*AIM OF THE TASK*.
Across the entries below, how many lines contain the string "icon"? Only the number is wanted.

(Items from an interface collection)

══════════════════════════════

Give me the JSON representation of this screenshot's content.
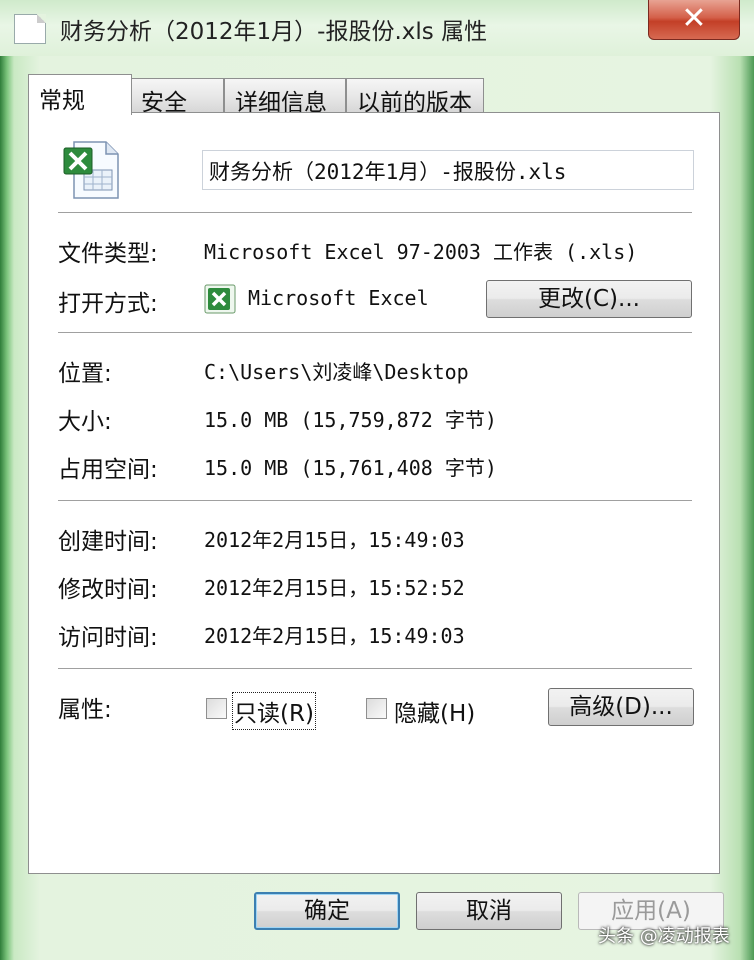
{
  "window": {
    "title": "财务分析（2012年1月）-报股份.xls 属性",
    "close_label": "✕"
  },
  "tabs": [
    {
      "label": "常规"
    },
    {
      "label": "安全"
    },
    {
      "label": "详细信息"
    },
    {
      "label": "以前的版本"
    }
  ],
  "general": {
    "filename": "财务分析（2012年1月）-报股份.xls",
    "file_type_label": "文件类型:",
    "file_type_value": "Microsoft Excel 97-2003 工作表 (.xls)",
    "open_with_label": "打开方式:",
    "open_with_value": "Microsoft Excel",
    "change_button": "更改(C)...",
    "location_label": "位置:",
    "location_value": "C:\\Users\\刘凌峰\\Desktop",
    "size_label": "大小:",
    "size_value": "15.0 MB (15,759,872 字节)",
    "disk_size_label": "占用空间:",
    "disk_size_value": "15.0 MB (15,761,408 字节)",
    "created_label": "创建时间:",
    "created_value": "2012年2月15日，15:49:03",
    "modified_label": "修改时间:",
    "modified_value": "2012年2月15日，15:52:52",
    "accessed_label": "访问时间:",
    "accessed_value": "2012年2月15日，15:49:03",
    "attributes_label": "属性:",
    "readonly_label": "只读(R)",
    "hidden_label": "隐藏(H)",
    "advanced_button": "高级(D)..."
  },
  "footer": {
    "ok_button": "确定",
    "cancel_button": "取消",
    "apply_button": "应用(A)"
  },
  "watermark": "头条 @凌动报表",
  "colors": {
    "window_frame": "#7cc47c",
    "close_button": "#c33f27",
    "default_button_border": "#3c7fb1"
  }
}
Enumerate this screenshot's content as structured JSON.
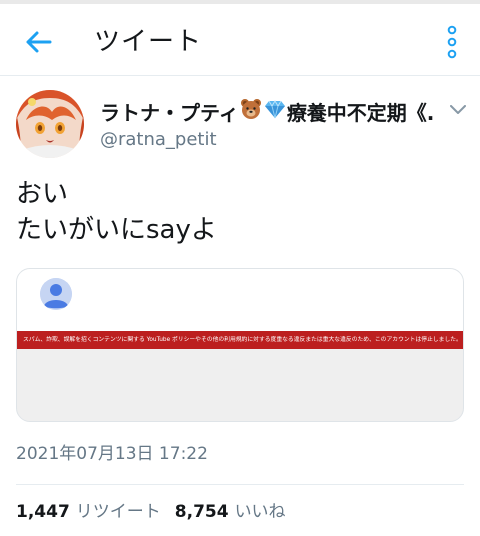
{
  "header": {
    "title": "ツイート",
    "back_icon": "arrow-left-icon",
    "more_icon": "vertical-dots-icon",
    "accent_color": "#1da1f2"
  },
  "tweet": {
    "author": {
      "display_name": "ラトナ・プティ",
      "display_name_suffix": "療養中不定期《...",
      "emojis": [
        "bear-face-icon",
        "gem-stone-icon"
      ],
      "username": "@ratna_petit"
    },
    "text_lines": [
      "おい",
      "たいがいにsayよ"
    ],
    "embed": {
      "banner_text": "スパム、詐欺、誤解を招くコンテンツに関する YouTube ポリシーやその他の利用規約に対する度重なる違反または重大な違反のため、このアカウントは停止しました。",
      "banner_color": "#bc1f1f"
    },
    "timestamp": "2021年07月13日 17:22",
    "stats": {
      "retweets_count": "1,447",
      "retweets_label": "リツイート",
      "likes_count": "8,754",
      "likes_label": "いいね"
    }
  }
}
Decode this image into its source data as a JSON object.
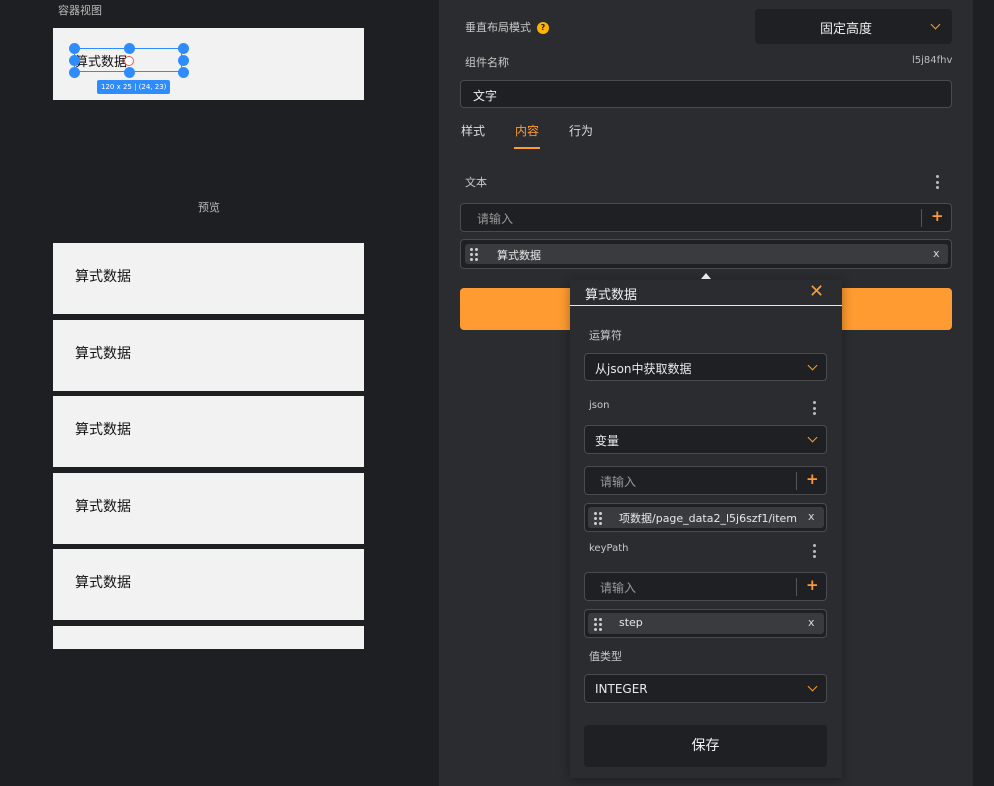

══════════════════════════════

*REPLY TO THE EXERCISE*.
4